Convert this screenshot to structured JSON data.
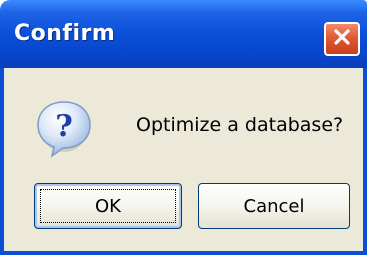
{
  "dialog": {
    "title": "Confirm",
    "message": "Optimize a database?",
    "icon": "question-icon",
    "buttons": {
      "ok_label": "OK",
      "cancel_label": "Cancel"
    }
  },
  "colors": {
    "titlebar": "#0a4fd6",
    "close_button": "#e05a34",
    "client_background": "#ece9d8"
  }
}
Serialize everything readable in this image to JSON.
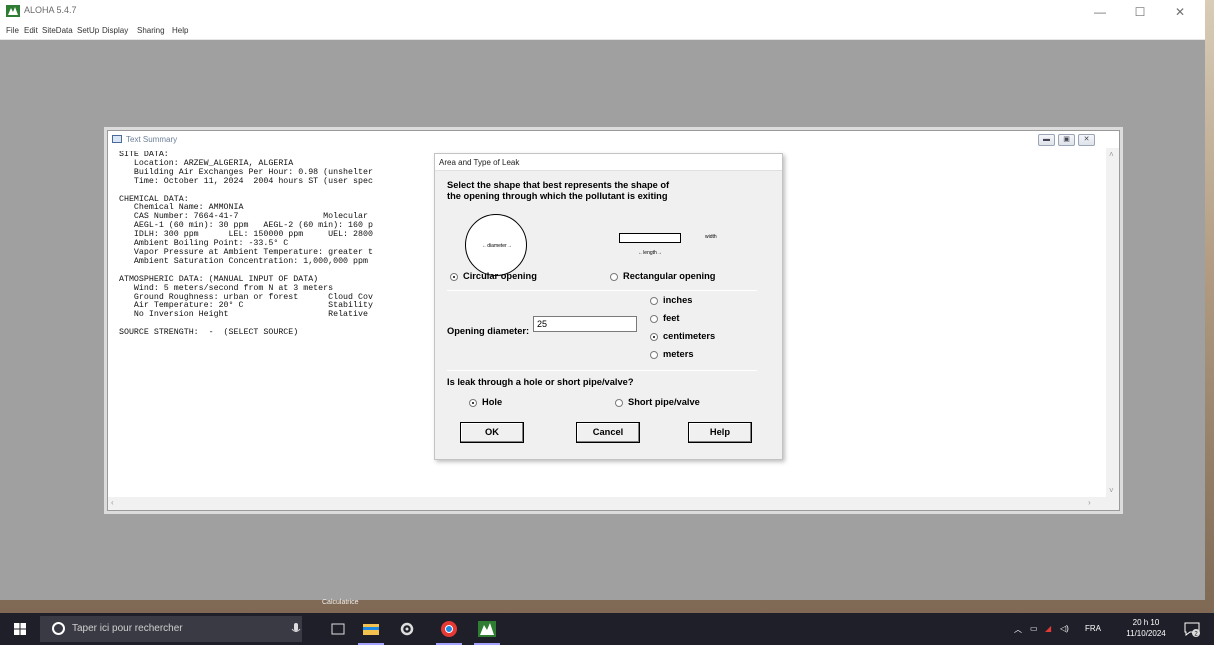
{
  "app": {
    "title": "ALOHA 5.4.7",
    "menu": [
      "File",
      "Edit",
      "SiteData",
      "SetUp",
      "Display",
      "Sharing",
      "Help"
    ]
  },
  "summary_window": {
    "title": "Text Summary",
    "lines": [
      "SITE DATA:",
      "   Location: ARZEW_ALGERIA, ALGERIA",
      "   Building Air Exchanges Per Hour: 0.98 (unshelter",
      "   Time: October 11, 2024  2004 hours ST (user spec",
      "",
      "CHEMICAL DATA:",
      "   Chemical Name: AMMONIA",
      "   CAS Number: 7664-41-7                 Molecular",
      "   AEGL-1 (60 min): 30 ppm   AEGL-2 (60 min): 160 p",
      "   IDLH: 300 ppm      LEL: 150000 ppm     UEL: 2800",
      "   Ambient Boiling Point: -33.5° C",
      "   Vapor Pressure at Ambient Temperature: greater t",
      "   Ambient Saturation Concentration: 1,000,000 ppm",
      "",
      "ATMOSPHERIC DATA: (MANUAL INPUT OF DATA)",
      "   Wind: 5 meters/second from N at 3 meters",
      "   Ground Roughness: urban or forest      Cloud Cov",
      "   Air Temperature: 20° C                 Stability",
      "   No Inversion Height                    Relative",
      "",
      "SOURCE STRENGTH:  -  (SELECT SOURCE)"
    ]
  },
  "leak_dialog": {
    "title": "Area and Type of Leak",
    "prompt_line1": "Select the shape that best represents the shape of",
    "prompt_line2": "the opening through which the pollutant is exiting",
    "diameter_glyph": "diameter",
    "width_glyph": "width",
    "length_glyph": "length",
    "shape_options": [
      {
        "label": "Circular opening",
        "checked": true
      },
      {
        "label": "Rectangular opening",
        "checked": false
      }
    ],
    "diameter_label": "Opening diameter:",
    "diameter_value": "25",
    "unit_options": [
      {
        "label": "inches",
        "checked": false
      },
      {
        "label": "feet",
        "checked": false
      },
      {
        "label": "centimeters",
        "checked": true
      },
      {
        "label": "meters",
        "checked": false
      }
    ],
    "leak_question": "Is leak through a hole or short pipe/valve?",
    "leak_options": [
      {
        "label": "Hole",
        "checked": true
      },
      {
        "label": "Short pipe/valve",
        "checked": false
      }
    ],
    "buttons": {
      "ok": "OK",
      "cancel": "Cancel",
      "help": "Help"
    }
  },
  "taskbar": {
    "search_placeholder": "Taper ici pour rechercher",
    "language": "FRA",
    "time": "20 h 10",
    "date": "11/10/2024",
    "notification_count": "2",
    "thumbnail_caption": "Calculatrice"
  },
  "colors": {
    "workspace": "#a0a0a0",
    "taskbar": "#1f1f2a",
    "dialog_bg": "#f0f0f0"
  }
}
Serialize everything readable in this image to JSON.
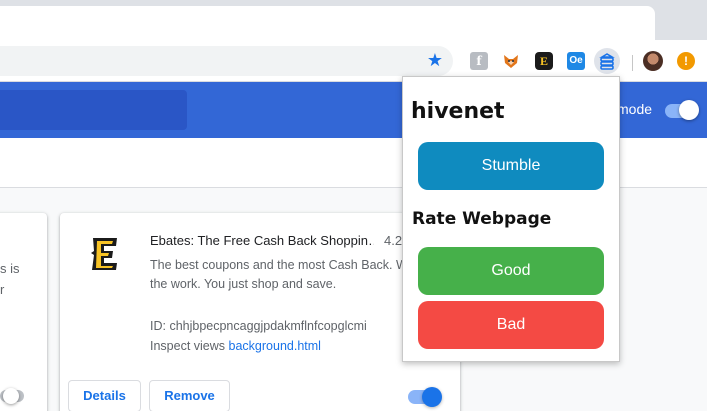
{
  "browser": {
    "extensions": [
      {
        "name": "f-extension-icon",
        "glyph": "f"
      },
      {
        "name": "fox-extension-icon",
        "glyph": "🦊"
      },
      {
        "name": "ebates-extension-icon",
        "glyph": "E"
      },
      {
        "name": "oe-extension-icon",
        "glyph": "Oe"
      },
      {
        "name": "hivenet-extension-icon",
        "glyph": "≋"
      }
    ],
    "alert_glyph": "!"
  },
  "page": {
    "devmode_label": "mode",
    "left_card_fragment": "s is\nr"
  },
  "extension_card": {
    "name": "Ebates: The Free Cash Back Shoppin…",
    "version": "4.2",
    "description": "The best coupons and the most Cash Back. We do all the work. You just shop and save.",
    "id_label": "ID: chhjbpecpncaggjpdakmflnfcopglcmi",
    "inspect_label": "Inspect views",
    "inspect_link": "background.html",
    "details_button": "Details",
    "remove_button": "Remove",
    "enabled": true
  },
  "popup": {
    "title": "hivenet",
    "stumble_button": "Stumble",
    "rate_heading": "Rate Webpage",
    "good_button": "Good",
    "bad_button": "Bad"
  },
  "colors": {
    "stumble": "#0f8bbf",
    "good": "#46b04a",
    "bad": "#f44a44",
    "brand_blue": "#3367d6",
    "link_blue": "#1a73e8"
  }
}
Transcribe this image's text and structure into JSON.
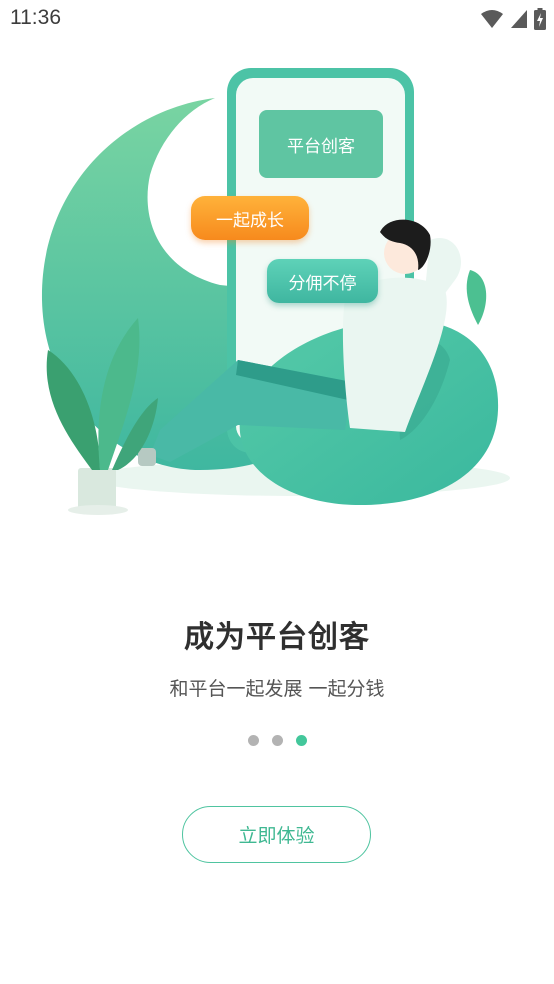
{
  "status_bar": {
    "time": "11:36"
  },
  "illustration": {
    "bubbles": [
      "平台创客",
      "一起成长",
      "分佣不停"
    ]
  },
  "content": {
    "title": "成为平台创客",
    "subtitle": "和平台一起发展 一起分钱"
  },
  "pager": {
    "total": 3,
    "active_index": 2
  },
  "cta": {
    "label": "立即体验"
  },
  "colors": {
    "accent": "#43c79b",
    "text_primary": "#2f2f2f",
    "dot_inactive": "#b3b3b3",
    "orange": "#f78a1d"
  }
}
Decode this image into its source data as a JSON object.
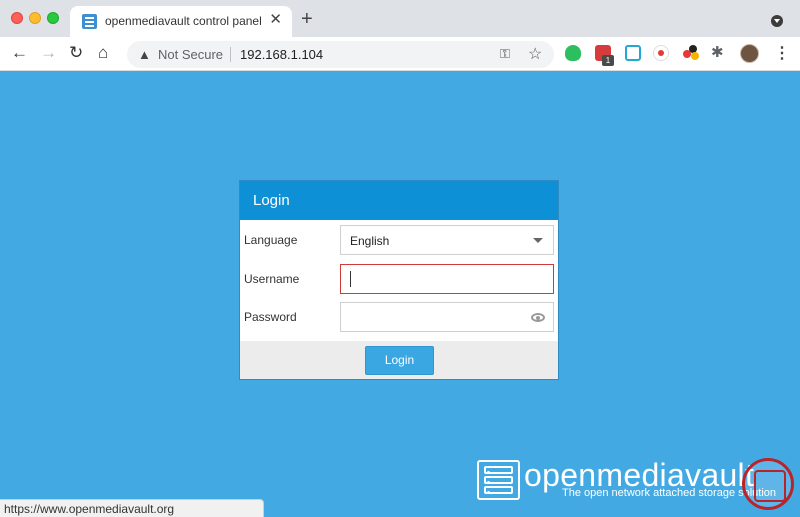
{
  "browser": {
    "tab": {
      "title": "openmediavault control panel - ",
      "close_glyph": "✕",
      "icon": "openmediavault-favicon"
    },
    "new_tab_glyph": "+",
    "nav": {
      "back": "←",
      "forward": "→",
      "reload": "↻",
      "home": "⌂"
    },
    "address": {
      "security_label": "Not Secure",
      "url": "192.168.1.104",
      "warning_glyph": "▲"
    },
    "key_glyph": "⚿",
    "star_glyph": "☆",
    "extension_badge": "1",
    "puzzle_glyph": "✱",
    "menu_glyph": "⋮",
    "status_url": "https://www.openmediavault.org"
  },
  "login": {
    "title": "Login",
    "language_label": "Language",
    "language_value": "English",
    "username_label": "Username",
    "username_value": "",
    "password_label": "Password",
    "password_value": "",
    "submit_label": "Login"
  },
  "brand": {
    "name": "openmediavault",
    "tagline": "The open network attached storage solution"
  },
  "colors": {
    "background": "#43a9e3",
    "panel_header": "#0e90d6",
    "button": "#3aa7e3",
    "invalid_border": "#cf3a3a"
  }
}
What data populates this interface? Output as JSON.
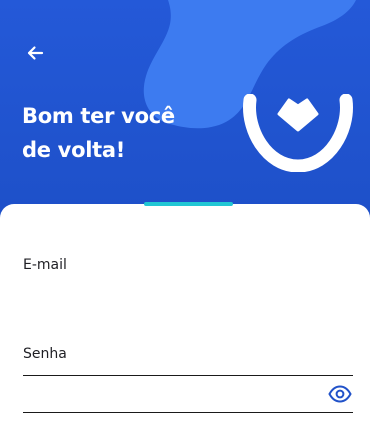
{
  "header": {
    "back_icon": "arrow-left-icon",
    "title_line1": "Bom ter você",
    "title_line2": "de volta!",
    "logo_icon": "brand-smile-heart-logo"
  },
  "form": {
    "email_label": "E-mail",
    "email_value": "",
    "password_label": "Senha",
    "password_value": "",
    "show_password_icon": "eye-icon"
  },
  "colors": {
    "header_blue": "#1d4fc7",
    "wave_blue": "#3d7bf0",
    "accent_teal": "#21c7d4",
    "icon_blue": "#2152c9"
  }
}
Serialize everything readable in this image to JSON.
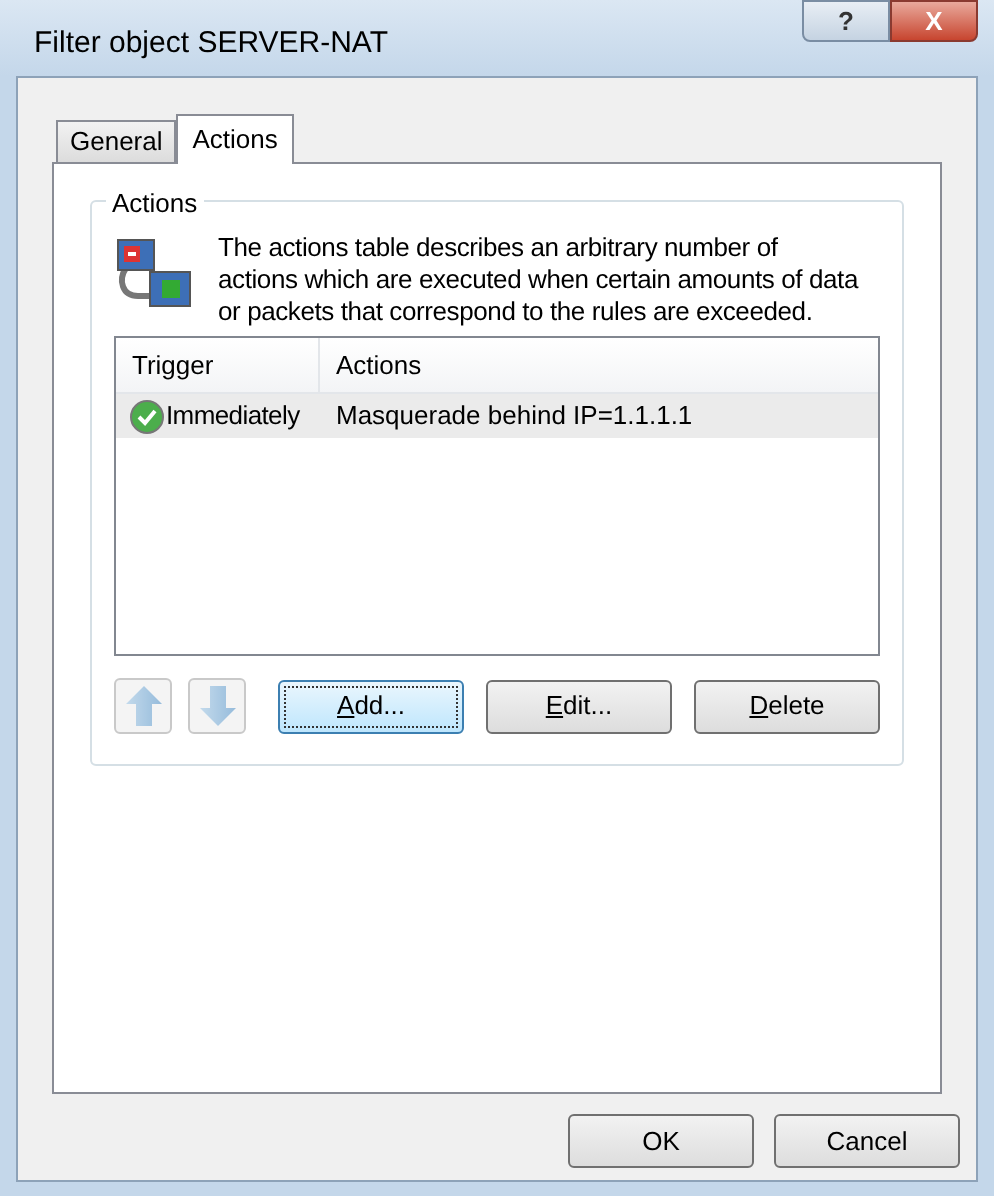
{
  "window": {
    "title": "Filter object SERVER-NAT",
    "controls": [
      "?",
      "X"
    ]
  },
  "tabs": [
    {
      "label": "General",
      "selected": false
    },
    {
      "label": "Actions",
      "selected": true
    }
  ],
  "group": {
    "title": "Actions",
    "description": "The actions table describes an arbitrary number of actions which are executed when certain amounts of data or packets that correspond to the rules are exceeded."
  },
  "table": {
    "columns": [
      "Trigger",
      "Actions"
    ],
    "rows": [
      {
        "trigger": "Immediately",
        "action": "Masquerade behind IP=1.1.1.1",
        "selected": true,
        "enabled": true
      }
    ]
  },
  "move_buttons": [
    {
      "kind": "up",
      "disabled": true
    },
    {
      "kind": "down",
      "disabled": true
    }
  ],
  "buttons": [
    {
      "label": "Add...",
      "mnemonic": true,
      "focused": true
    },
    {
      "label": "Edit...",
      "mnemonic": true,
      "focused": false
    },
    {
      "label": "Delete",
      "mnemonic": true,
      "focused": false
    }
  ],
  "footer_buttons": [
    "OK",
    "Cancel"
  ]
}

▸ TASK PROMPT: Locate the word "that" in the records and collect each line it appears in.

▸ TASK RESULT:
    "prompt_line1": "Select the shape that best represents the shape of",
    "description": "The actions table describes an arbitrary number of actions which are executed when certain amounts of data or packets that correspond to the rules are exceeded."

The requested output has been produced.